The making of a movie as enormous as The Journey is, in itself, an act of defiance. I’m reminded of something the film director and shit-stirrer Nick Zedd once wrote about avant-garde deity Jack Smith: “Attending a [Smith] event was a long march of endurance, a challenge: the realization of a way of life not lived by people on time schedules dictated by jobs, personal responsibilities, or the need to be distracted and amused.” Watkins tells us that his subjects in The Journey are “money and time, and the ways which we use them on this planet,” while the sheer heft of the film—by most reckonings the longest nonexperimental film ever made, an achievement even more remarkable when you consider the rigor of construction on display throughout—is a reproach to how we do use them. (I write this on a day when the internet is abuzz with rumors concerning the iPhone’s new “theater mode,” which presumably will allow the cubicle-dweller to remain on call and on the clock at the multiplex.)

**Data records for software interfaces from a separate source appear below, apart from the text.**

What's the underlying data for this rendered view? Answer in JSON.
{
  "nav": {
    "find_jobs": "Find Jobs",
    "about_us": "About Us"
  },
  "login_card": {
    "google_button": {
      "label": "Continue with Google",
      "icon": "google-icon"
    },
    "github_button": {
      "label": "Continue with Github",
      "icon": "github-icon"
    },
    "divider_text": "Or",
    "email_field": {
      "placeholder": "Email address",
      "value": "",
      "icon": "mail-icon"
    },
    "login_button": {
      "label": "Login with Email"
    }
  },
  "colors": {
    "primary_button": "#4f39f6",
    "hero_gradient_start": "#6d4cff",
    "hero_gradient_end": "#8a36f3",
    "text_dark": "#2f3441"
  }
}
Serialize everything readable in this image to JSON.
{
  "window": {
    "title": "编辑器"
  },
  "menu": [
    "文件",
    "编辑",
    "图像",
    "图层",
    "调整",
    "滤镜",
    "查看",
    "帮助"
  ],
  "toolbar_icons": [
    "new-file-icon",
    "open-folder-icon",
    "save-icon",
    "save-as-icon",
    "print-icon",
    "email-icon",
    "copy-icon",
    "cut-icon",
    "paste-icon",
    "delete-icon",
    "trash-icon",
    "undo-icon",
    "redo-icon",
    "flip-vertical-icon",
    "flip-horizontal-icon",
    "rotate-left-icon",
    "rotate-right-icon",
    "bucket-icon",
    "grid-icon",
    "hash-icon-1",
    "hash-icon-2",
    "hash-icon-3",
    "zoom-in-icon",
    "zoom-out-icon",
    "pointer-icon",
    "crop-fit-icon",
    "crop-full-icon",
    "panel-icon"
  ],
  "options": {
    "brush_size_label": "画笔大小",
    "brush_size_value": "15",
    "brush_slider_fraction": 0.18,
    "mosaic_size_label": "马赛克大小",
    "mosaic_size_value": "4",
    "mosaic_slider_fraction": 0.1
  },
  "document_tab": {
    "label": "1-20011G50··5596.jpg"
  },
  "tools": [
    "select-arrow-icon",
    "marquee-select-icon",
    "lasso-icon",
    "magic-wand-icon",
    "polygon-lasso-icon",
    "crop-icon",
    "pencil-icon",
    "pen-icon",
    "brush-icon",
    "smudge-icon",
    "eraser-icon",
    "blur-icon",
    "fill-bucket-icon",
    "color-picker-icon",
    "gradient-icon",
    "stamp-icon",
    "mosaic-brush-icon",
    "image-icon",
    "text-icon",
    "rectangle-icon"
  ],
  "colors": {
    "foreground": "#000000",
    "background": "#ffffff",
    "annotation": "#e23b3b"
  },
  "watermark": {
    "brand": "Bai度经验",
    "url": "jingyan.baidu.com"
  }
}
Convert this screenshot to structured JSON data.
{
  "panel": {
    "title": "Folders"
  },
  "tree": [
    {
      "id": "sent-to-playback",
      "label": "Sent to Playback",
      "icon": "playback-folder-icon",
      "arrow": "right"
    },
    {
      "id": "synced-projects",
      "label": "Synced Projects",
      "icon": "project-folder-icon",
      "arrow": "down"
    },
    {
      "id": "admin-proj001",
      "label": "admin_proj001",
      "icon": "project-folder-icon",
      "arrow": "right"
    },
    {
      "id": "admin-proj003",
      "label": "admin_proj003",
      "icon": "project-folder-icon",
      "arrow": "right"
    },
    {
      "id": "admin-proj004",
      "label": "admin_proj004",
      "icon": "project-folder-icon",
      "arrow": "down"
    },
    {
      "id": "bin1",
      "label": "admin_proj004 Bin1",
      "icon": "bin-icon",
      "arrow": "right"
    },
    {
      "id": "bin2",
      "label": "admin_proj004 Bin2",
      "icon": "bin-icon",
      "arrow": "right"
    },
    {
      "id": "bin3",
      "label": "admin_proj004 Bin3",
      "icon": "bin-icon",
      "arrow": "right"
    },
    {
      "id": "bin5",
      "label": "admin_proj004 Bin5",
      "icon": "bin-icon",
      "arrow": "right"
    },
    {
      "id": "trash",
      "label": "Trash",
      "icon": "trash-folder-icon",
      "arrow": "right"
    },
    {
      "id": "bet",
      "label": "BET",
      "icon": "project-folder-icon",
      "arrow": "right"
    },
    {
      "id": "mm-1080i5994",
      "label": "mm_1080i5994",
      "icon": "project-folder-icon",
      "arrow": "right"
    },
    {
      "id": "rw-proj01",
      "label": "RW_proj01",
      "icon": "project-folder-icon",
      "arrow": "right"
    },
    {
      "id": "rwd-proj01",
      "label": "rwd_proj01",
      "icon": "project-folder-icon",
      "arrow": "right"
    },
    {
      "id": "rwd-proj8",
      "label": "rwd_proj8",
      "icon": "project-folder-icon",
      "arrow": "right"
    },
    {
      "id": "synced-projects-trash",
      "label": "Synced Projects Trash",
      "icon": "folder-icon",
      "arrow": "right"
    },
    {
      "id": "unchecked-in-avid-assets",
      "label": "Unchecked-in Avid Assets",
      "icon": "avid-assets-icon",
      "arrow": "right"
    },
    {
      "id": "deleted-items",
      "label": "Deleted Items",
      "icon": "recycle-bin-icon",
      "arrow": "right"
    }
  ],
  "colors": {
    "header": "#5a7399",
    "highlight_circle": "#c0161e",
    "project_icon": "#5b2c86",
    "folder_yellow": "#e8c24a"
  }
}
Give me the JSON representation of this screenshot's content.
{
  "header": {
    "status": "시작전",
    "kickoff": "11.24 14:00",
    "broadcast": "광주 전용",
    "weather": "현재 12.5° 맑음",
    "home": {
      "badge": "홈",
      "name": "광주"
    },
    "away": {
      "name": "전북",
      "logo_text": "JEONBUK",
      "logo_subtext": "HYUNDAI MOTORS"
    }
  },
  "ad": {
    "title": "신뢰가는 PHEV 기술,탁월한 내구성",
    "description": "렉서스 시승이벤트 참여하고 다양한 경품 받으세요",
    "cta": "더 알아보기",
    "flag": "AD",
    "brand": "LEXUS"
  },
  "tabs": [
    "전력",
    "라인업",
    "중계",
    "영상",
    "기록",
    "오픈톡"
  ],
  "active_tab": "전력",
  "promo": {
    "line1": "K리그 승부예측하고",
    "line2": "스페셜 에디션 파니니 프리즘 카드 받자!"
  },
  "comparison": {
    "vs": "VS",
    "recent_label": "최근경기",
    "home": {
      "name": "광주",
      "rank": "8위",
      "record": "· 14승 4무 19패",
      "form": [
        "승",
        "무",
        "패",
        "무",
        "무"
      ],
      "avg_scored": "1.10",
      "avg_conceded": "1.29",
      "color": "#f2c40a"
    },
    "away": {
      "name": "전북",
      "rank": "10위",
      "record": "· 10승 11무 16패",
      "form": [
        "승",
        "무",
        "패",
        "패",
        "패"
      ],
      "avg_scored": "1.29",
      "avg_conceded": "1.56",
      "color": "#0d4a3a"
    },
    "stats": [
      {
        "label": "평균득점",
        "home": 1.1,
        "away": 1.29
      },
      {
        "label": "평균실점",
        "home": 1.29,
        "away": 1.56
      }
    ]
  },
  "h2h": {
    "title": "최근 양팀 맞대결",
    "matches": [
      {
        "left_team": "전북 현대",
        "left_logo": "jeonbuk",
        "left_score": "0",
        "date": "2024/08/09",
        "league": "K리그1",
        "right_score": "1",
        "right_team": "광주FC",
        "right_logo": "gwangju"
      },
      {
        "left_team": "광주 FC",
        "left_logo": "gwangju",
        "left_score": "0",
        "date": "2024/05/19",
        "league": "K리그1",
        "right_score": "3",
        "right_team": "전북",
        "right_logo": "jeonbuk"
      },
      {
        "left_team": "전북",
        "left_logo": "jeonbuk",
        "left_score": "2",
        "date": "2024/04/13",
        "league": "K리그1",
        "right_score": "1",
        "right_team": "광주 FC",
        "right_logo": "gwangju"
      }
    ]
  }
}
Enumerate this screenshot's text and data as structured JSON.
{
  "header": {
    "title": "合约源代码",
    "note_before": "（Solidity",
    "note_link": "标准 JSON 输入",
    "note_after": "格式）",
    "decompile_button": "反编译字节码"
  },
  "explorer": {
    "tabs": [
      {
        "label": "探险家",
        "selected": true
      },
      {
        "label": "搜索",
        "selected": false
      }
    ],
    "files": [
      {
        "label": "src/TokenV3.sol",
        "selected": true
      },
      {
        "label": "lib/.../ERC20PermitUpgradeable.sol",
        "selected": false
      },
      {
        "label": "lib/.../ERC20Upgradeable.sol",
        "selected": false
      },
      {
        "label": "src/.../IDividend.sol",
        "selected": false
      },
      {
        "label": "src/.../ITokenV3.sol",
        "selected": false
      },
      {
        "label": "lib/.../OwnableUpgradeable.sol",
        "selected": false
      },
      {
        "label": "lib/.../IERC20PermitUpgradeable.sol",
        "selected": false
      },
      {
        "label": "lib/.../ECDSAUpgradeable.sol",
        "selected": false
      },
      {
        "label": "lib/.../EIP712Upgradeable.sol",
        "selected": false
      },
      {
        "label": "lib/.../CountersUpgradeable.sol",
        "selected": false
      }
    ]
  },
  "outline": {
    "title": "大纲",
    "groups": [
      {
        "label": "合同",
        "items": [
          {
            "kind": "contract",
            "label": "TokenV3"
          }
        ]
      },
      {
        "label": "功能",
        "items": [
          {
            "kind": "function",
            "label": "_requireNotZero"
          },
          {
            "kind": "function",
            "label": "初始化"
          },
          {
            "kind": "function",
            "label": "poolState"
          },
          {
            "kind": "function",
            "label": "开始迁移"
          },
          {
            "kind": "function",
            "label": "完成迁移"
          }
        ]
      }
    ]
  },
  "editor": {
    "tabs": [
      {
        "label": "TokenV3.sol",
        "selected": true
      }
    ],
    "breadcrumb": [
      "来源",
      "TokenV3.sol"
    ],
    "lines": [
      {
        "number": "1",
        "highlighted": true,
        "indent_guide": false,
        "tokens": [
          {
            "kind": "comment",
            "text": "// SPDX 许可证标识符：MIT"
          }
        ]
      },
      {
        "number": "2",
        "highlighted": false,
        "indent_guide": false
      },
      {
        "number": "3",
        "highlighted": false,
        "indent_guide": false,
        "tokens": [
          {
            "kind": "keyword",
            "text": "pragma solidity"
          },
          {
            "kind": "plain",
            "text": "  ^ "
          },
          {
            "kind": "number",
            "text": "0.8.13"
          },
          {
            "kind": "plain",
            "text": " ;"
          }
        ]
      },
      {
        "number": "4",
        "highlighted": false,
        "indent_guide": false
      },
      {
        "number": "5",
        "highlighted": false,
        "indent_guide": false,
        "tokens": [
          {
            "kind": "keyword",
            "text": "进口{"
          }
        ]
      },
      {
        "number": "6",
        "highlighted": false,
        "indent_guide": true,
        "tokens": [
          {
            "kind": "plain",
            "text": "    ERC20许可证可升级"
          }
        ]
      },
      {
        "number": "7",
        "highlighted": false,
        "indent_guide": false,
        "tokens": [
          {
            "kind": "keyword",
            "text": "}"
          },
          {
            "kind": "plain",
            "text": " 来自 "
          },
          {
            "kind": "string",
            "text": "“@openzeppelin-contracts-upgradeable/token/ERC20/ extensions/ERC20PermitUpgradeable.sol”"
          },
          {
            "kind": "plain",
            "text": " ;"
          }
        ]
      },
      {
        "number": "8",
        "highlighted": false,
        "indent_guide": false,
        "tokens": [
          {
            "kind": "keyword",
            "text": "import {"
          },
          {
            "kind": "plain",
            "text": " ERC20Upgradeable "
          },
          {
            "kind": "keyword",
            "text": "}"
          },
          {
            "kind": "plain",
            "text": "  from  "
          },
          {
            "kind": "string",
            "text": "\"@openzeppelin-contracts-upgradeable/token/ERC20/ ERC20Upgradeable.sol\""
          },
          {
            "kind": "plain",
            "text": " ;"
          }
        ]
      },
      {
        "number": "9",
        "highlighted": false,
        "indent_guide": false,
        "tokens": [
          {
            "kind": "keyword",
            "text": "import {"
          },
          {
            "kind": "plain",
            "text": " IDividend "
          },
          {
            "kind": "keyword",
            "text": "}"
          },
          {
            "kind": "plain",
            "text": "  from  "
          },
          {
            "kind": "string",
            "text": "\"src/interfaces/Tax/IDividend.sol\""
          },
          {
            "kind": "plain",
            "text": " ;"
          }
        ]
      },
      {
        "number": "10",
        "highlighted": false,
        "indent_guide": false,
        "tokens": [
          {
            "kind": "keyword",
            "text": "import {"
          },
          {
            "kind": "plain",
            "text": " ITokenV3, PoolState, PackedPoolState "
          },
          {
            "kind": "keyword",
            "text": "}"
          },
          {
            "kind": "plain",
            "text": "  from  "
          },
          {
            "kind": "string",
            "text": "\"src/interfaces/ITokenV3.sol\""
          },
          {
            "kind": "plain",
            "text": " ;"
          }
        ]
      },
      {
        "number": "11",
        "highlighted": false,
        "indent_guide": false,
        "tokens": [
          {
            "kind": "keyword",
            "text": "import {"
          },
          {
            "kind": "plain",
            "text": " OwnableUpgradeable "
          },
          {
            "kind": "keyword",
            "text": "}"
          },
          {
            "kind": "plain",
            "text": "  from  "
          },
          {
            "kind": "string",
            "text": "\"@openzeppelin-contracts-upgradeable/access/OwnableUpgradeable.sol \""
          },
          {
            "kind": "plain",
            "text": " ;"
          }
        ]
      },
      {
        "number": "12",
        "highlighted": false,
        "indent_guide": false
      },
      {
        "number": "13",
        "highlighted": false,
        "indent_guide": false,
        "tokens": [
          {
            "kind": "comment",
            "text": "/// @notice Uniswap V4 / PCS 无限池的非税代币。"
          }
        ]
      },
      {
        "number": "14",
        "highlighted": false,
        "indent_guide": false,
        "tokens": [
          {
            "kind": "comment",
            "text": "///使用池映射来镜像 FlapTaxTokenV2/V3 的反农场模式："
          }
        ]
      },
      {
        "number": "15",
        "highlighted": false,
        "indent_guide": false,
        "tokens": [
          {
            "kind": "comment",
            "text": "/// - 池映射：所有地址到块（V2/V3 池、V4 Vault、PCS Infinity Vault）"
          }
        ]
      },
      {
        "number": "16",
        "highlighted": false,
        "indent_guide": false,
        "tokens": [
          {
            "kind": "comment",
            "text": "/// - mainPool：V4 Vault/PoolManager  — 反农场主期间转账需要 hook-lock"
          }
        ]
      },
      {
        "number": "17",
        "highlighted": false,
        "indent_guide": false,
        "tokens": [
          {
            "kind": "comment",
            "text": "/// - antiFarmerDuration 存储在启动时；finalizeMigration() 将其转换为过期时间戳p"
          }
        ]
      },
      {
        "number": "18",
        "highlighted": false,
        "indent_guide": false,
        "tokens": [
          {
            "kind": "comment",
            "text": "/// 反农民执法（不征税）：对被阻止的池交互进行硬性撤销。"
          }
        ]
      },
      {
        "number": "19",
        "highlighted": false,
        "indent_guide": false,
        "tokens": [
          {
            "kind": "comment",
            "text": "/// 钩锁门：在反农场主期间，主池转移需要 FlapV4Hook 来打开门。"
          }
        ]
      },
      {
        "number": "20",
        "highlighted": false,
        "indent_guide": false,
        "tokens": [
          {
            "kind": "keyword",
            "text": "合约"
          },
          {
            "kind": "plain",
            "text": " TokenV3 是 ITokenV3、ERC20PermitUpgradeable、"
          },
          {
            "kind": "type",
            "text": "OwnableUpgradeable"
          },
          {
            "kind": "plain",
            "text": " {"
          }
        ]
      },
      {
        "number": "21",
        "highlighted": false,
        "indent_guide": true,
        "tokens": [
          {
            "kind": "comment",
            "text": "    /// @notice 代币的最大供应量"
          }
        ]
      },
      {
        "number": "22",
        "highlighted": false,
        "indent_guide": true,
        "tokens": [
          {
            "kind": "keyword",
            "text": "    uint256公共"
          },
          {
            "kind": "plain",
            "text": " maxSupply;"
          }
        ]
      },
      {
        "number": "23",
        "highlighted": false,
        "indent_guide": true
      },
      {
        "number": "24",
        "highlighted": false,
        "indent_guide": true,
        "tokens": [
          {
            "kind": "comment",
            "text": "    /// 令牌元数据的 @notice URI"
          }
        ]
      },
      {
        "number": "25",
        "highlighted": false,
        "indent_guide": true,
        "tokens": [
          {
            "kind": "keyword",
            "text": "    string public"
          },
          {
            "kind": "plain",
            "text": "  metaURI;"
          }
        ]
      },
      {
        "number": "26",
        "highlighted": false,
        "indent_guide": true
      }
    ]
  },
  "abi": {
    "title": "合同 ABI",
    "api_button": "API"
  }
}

Watkins is still a filmmaker, however, and he avails himself of the medium’s tools, helpfully announcing his own pieces of deceit. (He explicates his motives for an associative edit, and during a Gaelic-language community meeting in the Scottish Hebrides discussing the militarization of the region, he announces, “These are cutaways I put in . . . to condense the main scene.”) Most freely used is cinema’s ability to collapse distances, moving, for example, between sunny Polynesia and the frozen Saint Lawrence River in the blink of an eye. At least one journey, though, he is eager for the viewer to experience step by trudging step—one on foot along the tracks that carry assembled warheads on a so-called white train from the Pantax assembly plant in Amarillo, Texas, to a nuclear submarine base in Bangor, Washington. He returns to images of walking the last leg of this journey throughout the film, like a sort of refrain; following the trajectory of the warheads provides the film a kind of structure. These tracks are the film’s spine, one journey among many, and I doubt that anyone can walk their entire length with Watkins and remain wholly the same.